“To Build a Fire” chronicles the peregrination of a young man who ignores the warnings of seasoned prospectors never to travel alone in the Alaskan wilderness during severe cold. Overconfident, he starts his journey to join his partners at their mining camp, approximately a day's hike away. In the first published version of the story, the young man, named Tom Vincent, although alert and careful, breaks through a patch of thin ice and soaks his feet with freezing water. Immediately, Tom builds a small fire to warm his extremities. When the fire extinguishes, he fails in his attempts to build another. Remembering a hunting camp five minutes away, he is devastated to find it empty when he arrives. With desire for life spurring him on, Tom attempts to build another fire. Burning his hands in the process, he finally starts a fire and is able to warm his hands and feet. In the morning Tom limps back to camp, humble and wiser from his experiences. To conclude, Tom resolves to never travel without a companion again. In the later published version, considered the definitive “To Build a Fire,” the unnamed protagonist sets out on his journey accompanied by a half-wild dog. When the protagonist breaks through the ice and soaks his feet, he builds a fire only to have it extinguished by falling snow. He then fails in his attempts to start another fire. Fighting panic, the man loses feeling in his hands and feet. Desperate for warmth, the man considers killing the dog, but is physically unable. Realizing the futility of his situation, he panics and runs on his frozen feet until he falls exhausted into the snow. Eventually, he quiets and accepts his fate. Resigning himself to death, he realizes his hubris in traveling without a companion in the frigid weather. As the man dies in the snow and cold, the dog senses the man's fate, leaves the cadaver, and travels to camp safely.

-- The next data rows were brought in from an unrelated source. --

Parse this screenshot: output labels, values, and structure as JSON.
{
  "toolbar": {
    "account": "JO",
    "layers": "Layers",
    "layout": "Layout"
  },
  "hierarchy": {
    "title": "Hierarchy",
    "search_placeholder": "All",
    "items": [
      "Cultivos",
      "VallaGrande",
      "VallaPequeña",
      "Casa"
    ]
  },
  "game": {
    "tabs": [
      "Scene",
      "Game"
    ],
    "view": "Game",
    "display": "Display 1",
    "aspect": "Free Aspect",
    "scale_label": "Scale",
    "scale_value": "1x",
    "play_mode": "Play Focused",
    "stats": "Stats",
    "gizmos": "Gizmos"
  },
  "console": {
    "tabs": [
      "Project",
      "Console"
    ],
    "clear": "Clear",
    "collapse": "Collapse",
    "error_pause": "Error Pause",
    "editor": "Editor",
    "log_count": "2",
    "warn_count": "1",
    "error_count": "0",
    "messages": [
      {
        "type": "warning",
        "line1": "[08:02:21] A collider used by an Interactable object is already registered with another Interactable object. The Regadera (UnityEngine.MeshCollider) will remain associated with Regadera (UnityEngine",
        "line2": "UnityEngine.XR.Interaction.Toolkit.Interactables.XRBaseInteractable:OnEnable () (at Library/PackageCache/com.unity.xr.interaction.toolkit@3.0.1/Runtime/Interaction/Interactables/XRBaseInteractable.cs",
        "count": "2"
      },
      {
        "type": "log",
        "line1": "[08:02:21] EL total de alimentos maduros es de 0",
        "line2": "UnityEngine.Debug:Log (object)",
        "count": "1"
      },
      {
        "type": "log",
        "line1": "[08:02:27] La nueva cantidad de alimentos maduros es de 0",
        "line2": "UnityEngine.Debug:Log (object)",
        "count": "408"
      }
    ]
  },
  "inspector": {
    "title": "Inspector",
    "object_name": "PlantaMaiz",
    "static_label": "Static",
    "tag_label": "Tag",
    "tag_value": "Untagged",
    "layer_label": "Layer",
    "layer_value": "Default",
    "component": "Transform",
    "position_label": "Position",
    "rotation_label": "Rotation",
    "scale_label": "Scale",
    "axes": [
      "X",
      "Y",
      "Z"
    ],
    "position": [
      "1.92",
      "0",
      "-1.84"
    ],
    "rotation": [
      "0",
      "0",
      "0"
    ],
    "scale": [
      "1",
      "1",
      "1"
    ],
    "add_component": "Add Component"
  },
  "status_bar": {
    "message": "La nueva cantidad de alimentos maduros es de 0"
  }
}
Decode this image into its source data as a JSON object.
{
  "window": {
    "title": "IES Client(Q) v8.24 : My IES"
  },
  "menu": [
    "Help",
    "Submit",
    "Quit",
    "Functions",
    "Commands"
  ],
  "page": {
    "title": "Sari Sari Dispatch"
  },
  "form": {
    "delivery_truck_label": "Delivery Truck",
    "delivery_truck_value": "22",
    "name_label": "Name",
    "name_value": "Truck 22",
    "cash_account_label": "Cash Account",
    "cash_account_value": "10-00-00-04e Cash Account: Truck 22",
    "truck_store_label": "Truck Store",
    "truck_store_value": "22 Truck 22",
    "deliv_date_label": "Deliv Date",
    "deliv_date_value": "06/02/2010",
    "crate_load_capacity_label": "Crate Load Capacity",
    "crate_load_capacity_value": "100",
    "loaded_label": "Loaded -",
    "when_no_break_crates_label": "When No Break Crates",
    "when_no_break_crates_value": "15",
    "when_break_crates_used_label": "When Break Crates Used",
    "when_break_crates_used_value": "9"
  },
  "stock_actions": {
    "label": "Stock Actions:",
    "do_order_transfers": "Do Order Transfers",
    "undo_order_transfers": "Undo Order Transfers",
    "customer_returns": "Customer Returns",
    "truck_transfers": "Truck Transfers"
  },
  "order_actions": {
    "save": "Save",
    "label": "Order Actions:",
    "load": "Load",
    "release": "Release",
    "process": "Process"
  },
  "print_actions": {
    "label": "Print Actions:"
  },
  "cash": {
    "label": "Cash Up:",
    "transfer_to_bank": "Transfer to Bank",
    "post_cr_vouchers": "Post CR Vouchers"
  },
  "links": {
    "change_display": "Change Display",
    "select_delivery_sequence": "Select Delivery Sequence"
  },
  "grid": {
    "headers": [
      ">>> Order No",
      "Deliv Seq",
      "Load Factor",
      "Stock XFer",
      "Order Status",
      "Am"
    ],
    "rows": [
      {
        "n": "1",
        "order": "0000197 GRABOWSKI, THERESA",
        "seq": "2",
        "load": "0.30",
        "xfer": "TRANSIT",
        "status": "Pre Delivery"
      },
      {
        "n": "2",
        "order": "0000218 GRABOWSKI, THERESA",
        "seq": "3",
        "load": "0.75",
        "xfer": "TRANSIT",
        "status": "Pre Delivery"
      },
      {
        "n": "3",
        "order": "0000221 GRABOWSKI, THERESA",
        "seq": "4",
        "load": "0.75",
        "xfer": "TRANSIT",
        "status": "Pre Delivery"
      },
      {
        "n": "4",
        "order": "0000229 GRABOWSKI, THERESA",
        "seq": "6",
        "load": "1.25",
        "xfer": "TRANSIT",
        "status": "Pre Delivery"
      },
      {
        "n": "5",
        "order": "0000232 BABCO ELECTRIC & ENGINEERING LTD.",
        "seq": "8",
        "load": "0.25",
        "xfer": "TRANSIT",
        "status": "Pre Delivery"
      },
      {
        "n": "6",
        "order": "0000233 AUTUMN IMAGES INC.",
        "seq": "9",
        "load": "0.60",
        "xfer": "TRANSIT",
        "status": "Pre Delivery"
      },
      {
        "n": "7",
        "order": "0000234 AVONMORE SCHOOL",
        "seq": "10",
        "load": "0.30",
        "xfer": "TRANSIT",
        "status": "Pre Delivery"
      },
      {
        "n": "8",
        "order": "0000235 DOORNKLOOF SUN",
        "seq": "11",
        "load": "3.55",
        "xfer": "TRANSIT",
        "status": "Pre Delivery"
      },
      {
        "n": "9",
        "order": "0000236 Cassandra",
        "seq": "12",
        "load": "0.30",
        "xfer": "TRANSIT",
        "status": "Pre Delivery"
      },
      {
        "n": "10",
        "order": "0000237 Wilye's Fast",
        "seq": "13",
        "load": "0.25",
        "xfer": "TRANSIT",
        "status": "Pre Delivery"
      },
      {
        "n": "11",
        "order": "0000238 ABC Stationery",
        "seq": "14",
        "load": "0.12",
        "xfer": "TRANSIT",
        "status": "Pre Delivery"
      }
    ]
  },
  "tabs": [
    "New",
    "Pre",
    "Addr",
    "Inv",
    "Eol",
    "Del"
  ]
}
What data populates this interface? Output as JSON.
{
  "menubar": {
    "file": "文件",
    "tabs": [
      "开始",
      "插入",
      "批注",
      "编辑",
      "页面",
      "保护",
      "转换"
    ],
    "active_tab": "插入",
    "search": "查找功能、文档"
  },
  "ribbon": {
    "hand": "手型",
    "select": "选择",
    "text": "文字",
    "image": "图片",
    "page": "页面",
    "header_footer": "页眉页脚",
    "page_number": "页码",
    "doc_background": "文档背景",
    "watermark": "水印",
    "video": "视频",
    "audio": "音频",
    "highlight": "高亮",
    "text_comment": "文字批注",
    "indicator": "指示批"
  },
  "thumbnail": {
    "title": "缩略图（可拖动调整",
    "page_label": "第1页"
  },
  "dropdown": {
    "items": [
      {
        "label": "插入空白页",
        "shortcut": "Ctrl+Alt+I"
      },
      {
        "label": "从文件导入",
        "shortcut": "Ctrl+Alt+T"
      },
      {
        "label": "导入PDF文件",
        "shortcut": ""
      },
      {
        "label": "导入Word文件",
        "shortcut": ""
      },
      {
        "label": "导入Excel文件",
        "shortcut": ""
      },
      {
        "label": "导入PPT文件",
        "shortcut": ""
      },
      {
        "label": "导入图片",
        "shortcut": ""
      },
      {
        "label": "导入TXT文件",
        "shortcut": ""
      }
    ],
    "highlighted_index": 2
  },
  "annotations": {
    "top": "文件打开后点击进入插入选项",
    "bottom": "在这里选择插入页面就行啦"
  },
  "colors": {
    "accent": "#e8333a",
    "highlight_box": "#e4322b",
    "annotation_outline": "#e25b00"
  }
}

As with most of London's fiction, the central motif of “To Build a Fire” concerns the struggle of man versus nature. While some critics maintain that the protagonist of the story dies due to a lack of intuition or imagination, unable to conceive of the possibility of his own death, others assert that he dies as a result of panic and the failure of his rational faculties. The protagonist's dangerous expedition—taken against the advice of experienced prospectors—and his superciliousness in assuming he will prevail are regarded as important themes in the story. Some critics assert that London's moral is that by using reason instead of intuition, modern man has allowed his primal instincts to atrophy. The theme of rebirth is also suggested, as the man realizes his mistakes and accepts his death with dignity. The repetitive nature of London's imagery and language functions to create an atmosphere of doom and loneliness. Some commentators suggest that this milieu also signals the inevitable fate of the protagonist, as the young man eventually freezes to death.
Most critics consider the 1908 version of “To Build a Fire” as a masterpiece of naturalist fiction. It is certainly one of most anthologized short stories produced by an American author. Some reviewers have noted that the story...
(The entire section is 45,230 words.)